What is it about the ancestor thing that people find so seductive?
When I was a snotty teenager and still knew everything, I would have said that people who make a big deal out of their ancestors do it because they have no accomplishments of their own to gloat over. Now that I'm in my golden years, more or less, it seems to me that people who look deeply into their family trees are doing what most of us do all the time, which is to try to make sense out of the world we're in and try to find their own connection to it. Looking backward is one way of doing this.
As I've probably told you, I took out an international membership in Ancestry.com a few months ago in order to track down the Canadians. That's everybody, actually. A hundred and fifty years ago every one of my then living forebears was in Canada. Ancestry.com is a good place to start looking for people back that far, after you talk to your relatives and get some names and places, because they have searchable census records all the way up to 1940 for the U.S. and Canada. I find it easier to sit in my office with a cup of coffee at my elbow than to visit foreign churches for their records and go wading through tick-infested graveyards, the way serious genealogists do. Instead I sit here and collect pretty stories.
The census records are fascinating. They will show you the records themselves, written in the (sometimes nearly illegible) hand of the very census taker who stood on the doorstep and talked to your great-great-grandfather in Dumfries, New Brunswick, Canada, with all your little collateral relations peeking around his knees. It is startling to note that the old boy changed the way he spelled his name every ten years, as well as his country of origin. Welsh? Irish? Makes you wonder.
For the stories of the famous, I have to search the wide internet and read books rather than take on faith anything I get from Ancestry.com. People on my mother's side were famous. You know about the witch, right? Not a witch, a sweet old lady caught up in the unpleasantness in Salem. There were other famous people in that line. My mother's father's folks settled Massachusetts and Rhode Island in the days when everybody had ten or more children, so I have all these distant cousins keeping their names alive. Major Samuel Eelles. I understand there's a whole society of his descendants, with regular meetings and everything. I could join, I guess. What is he famous for? He is said to have assisted in the escape from England of two of the regicide judges who signed the warrant to chop off the head of King Charles I, when Charles II came to power.
Was that a good deed or a bad deed? Depends which side you're on. Passions ran very high in those days.
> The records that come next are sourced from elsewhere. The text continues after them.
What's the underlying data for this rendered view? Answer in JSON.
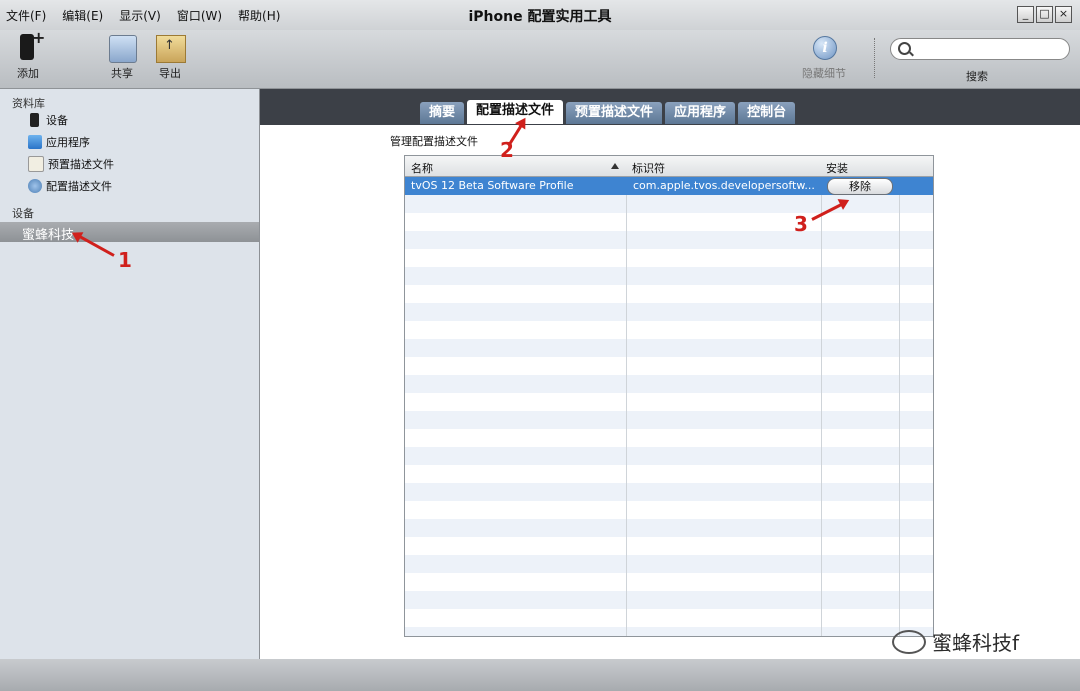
{
  "menu": [
    "文件(F)",
    "编辑(E)",
    "显示(V)",
    "窗口(W)",
    "帮助(H)"
  ],
  "window": {
    "title": "iPhone 配置实用工具",
    "controls": [
      "_",
      "□",
      "×"
    ]
  },
  "toolbar": {
    "add": "添加",
    "share": "共享",
    "export": "导出",
    "hide_details": "隐藏细节",
    "search_label": "搜索",
    "search_placeholder": ""
  },
  "sidebar": {
    "library_header": "资料库",
    "library_items": [
      {
        "label": "设备",
        "icon": "device-icon"
      },
      {
        "label": "应用程序",
        "icon": "app-store-icon"
      },
      {
        "label": "预置描述文件",
        "icon": "provisioning-profile-icon"
      },
      {
        "label": "配置描述文件",
        "icon": "configuration-profile-icon"
      }
    ],
    "devices_header": "设备",
    "selected_device": "蜜蜂科技"
  },
  "tabs": [
    {
      "label": "摘要",
      "active": false
    },
    {
      "label": "配置描述文件",
      "active": true
    },
    {
      "label": "预置描述文件",
      "active": false
    },
    {
      "label": "应用程序",
      "active": false
    },
    {
      "label": "控制台",
      "active": false
    }
  ],
  "content": {
    "section_label": "管理配置描述文件",
    "table": {
      "columns": [
        "名称",
        "标识符",
        "安装"
      ],
      "rows": [
        {
          "name": "tvOS 12 Beta Software Profile",
          "identifier": "com.apple.tvos.developersoftw...",
          "action": "移除",
          "selected": true
        }
      ]
    }
  },
  "annotations": [
    "1",
    "2",
    "3"
  ],
  "watermark": "蜜蜂科技f",
  "colors": {
    "annotation": "#d0201c",
    "selection": "#3e84d1",
    "tab": "#6c86a5"
  }
}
And speaking of judging people, one of the things I've encountered on Ancestry.com comes from some distant cousin in Texas who insists on branding every person who went to Cornwallis, Nova Scotia, in 1760 with a big label: "NOT A PATRIOT." That's because they resettled themselves before 1776, I guess, and so balked this person's desire to become a Son of the American Revolution. But how can he say they weren't patriots? They might have been Canadian patriots. I wonder if this guy is part of the movement for Texan secession. That makes him not a patriot, either.
And so it goes. Am I any more comfortable in my skin for having discovered who I inherited it from? Couldn't say. I have found out, however, that I'm not necessarily descended from the Viking kings of Denmark, which is too bad, since I greatly enjoyed my fleeting association with them. I'll keep you posted if I find any more good stories.
© 2013 Kate Gallison